http://www.networkworld.com/news/2014/033114-xp-china-280233.html By Tim Greene Network World March 31, 2014 Unsupported Windows XP machines in China could pose a threat to the Internet in general if bot-herders round up significant numbers of them to use as launch pads for malicious exploits, according to a top white-hat hacker. James Forshaw, a vulnerability researcher for Context Information Security, says the vast number of XP computers in China represents the potential staging ground for attacks if they become compromised. “If we’re talking tens of millions of machines that’s a significant pool to do DoS or other malicious attacks,” says Forshaw, who is a $100,000 winner of Microsoft’s BlueHat bounty prize for finding and reporting vulnerabilities in its Internet Explorer browser. “It might be in everyone’s best interest to get China or other countries to help them to migrate.” StatCounter, which tracks operating system use by country, says that in January Windows XP represented 50.46% of the operating systems in use in China. That’s down from 63% the year before, but still very significant. With China’s population upward of 1.3 billion, that represents a lot of machines, Forshaw says. […]

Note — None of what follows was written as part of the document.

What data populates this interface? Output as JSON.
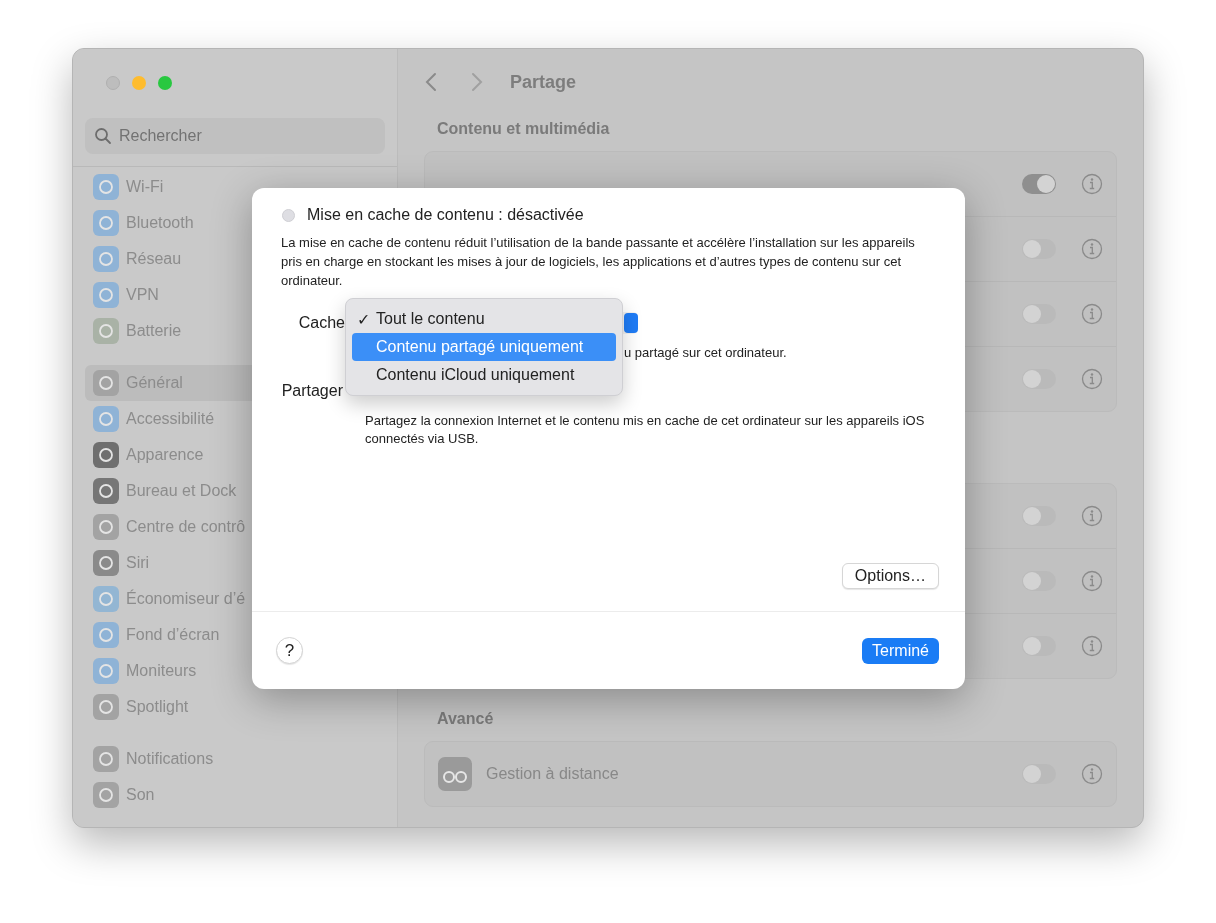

http://news.techworld.com/security/3509357/what-are-advanced-evasion-techniques-dont-expect-cios-know-finds-mcafee/ By John E Dunn Techworld 31 March 2014 What is an Advanced Evasion Technique (AET)? According to a McAfee survey, an awful lot of CIOs have absolutely no idea, confusing them with the more famous Advanced Persistent Threats (APTs) that have become an established term on many large organisations’ worry list. The survey of 800 professionals across the US, UK, Germany, France, Australia, Brazil, and South Africa found that only 70 percent were even sure they understood AETs, with 37 percent of those getting the definition wrong. This means that less than half of CIOs can define the term at all. In fairness to CIOs, nobody has heard of AETs because they are, whisper it, pretty dull. They can be explained as subtle techniques designed to get around security boxes such as firewalls, Intrusion Detection Systems (IDS) and Intrusion Prevention Systems (IPS). Think of them as packet-level probes that aim to spot weakness in these products such as traffic flows they don’t understand, get confused about or just don’t notice. […]

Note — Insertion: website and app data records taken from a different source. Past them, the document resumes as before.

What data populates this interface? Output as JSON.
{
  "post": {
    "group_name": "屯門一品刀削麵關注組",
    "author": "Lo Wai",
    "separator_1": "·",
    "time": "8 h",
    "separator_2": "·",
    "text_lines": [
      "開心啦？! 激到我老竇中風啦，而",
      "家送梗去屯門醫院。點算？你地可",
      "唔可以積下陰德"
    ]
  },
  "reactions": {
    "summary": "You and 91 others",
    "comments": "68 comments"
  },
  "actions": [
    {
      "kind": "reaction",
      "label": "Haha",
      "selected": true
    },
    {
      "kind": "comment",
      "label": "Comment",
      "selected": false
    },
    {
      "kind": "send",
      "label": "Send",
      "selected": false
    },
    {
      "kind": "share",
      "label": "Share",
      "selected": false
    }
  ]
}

http://www.computerworld.com/s/article/9247309/Bank_abandons_place_in_class_action_suit_against_Target_Trustwave By Jeremy Kirk IDG News Service March 31, 2014 One of the two banks suing Target and security vendor Trustwave over responsibility for one the largest data breaches in history has pulled out of the lawsuit. Trustmark National Bank, of New York, filed a notice of dismissal of its claims on Friday in U.S. District Court for the Northern District of Illinois. It had joined Green Bank of Houston in the class-action suit, which claims Target and Trustwave failed to stop the theft of 40 million payment card details and 70 million other personal records. The suit may have wrongly named Trustwave as one of Target’s IT security contractors. After the suit was filed on March 24, Trustwave said it would not comment on pending litigation and customarily does not identify its customers. Many agreements with IT vendors and customers are confidential. But on Saturday, Trustwave’s Chairman and CEO Robert J. McCullen added more clarity by writing a letter on its website saying Target did not outsource its data security or IT obligations to the company. […]